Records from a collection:
----------
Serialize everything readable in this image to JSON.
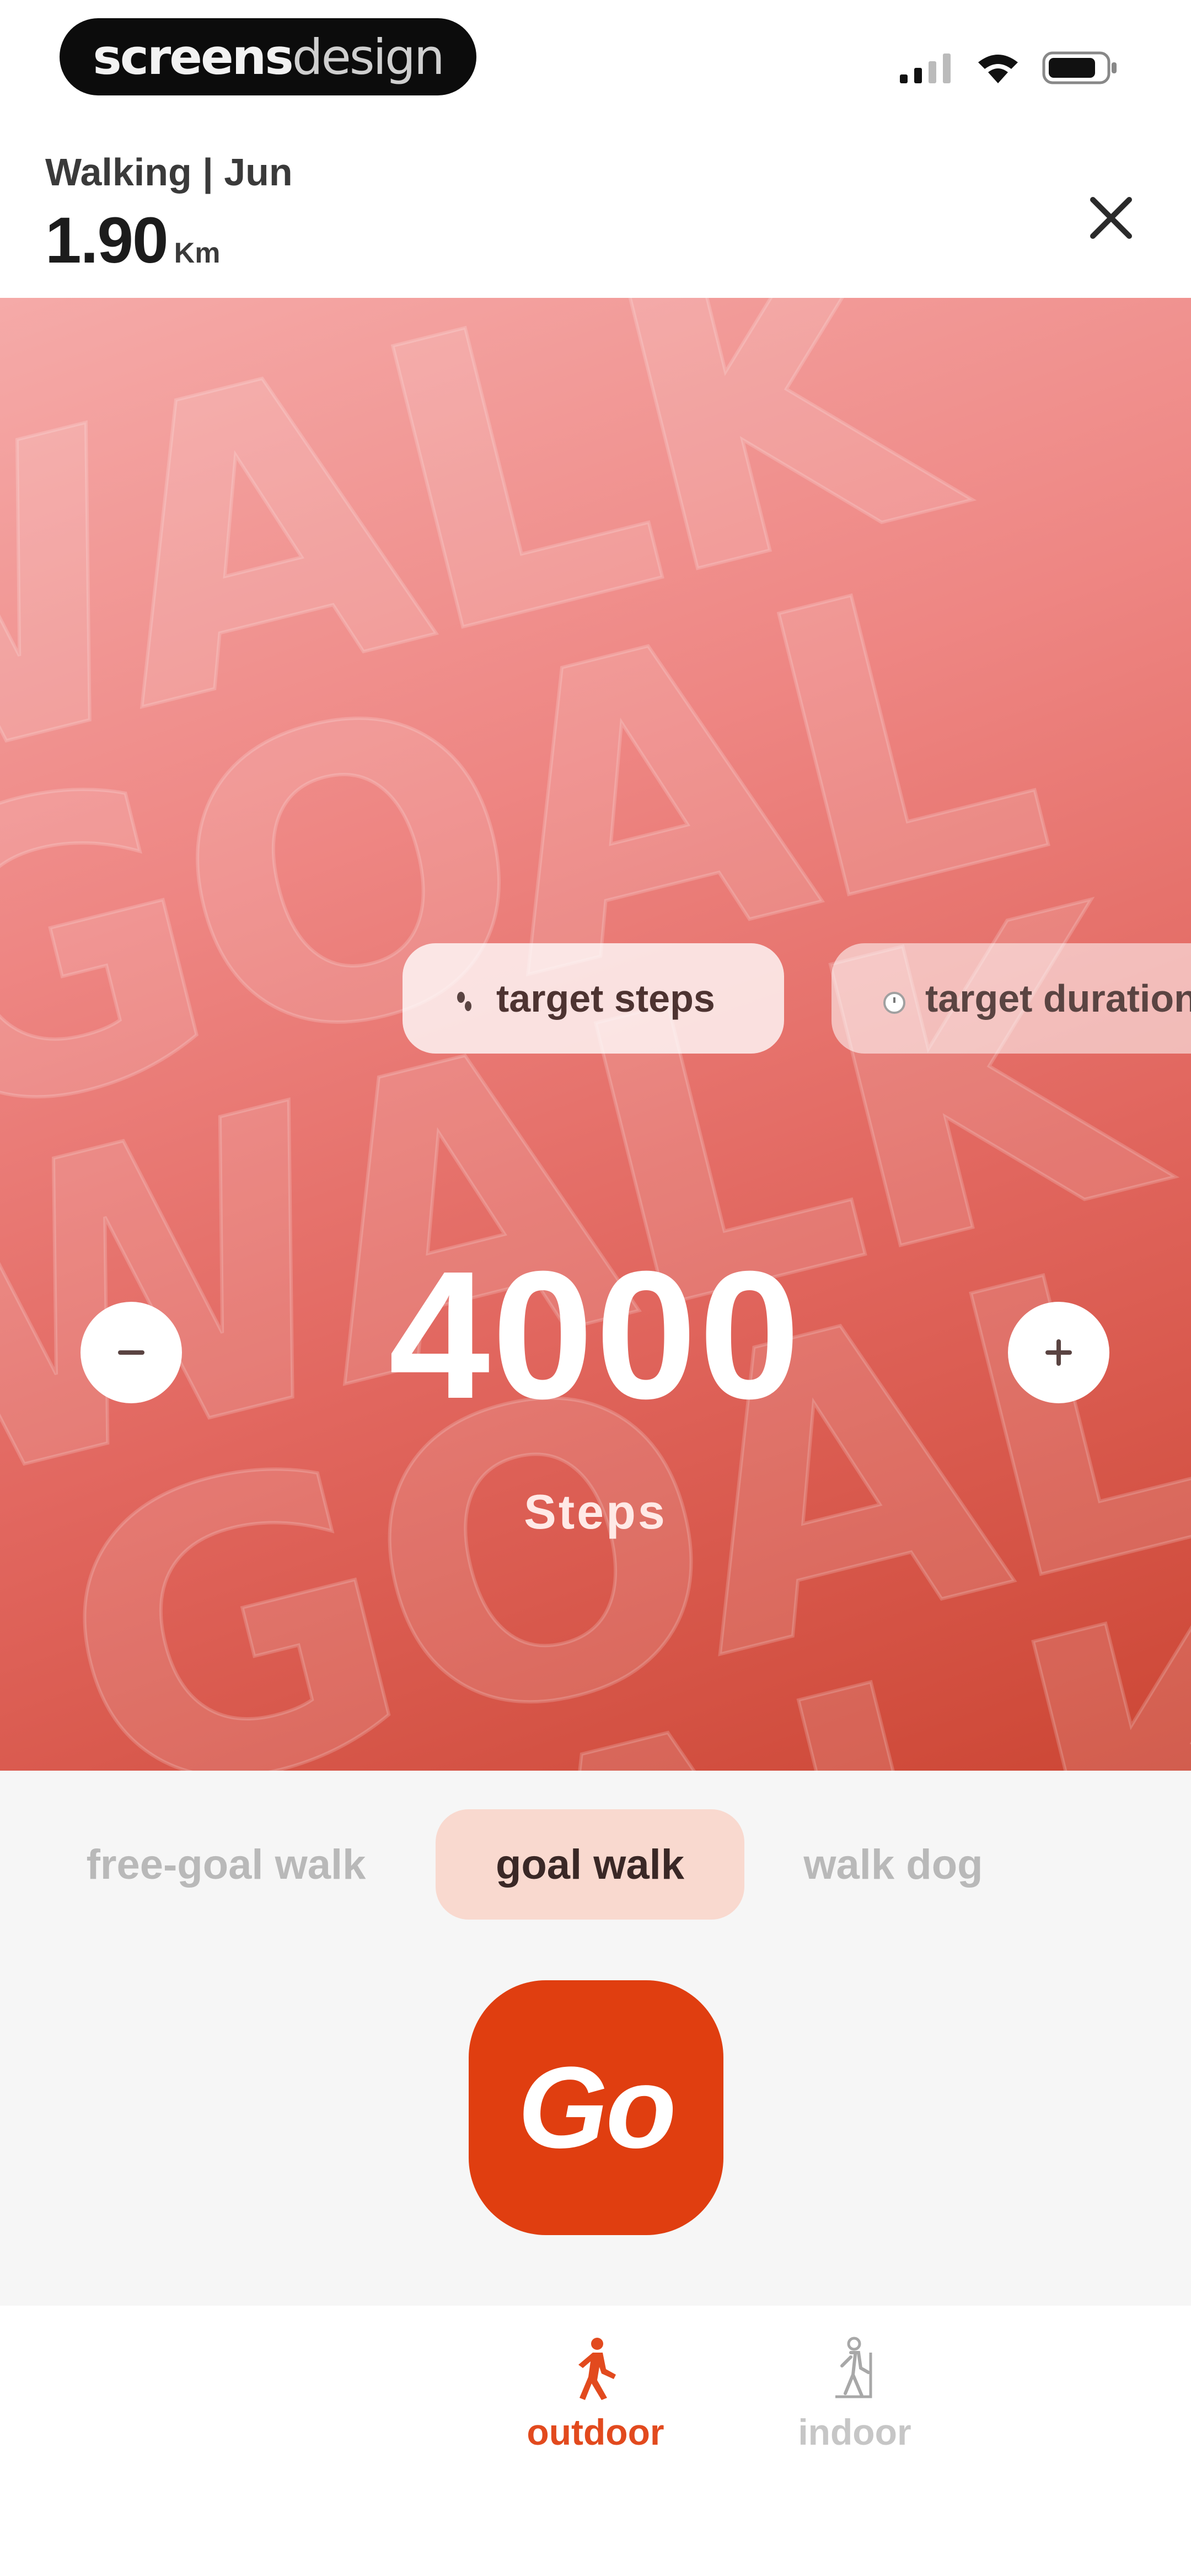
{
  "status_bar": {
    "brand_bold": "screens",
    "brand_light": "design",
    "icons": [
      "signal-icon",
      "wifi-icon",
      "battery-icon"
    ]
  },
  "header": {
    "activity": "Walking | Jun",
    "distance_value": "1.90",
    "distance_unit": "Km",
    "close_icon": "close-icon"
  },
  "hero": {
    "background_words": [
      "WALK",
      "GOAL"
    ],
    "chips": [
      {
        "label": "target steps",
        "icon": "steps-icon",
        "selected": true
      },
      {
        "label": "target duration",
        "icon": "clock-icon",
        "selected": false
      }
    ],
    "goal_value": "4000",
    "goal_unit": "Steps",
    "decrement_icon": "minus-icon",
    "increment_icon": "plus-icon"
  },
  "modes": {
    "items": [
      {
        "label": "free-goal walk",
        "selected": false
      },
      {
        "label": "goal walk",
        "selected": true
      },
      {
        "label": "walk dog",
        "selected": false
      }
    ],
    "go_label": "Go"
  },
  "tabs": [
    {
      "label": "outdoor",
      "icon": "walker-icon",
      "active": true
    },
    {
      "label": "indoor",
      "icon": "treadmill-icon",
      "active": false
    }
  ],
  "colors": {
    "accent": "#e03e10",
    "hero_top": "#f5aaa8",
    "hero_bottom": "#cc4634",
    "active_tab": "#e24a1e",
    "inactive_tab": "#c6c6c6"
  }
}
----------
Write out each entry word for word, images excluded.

Serialize everything readable in this image to JSON.
{
  "status_bar": {
    "brand_bold": "screens",
    "brand_light": "design",
    "icons": [
      "signal-icon",
      "wifi-icon",
      "battery-icon"
    ]
  },
  "header": {
    "activity": "Walking | Jun",
    "distance_value": "1.90",
    "distance_unit": "Km",
    "close_icon": "close-icon"
  },
  "hero": {
    "background_words": [
      "WALK",
      "GOAL"
    ],
    "chips": [
      {
        "label": "target steps",
        "icon": "steps-icon",
        "selected": true
      },
      {
        "label": "target duration",
        "icon": "clock-icon",
        "selected": false
      }
    ],
    "goal_value": "4000",
    "goal_unit": "Steps",
    "decrement_icon": "minus-icon",
    "increment_icon": "plus-icon"
  },
  "modes": {
    "items": [
      {
        "label": "free-goal walk",
        "selected": false
      },
      {
        "label": "goal walk",
        "selected": true
      },
      {
        "label": "walk dog",
        "selected": false
      }
    ],
    "go_label": "Go"
  },
  "tabs": [
    {
      "label": "outdoor",
      "icon": "walker-icon",
      "active": true
    },
    {
      "label": "indoor",
      "icon": "treadmill-icon",
      "active": false
    }
  ],
  "colors": {
    "accent": "#e03e10",
    "hero_top": "#f5aaa8",
    "hero_bottom": "#cc4634",
    "active_tab": "#e24a1e",
    "inactive_tab": "#c6c6c6"
  }
}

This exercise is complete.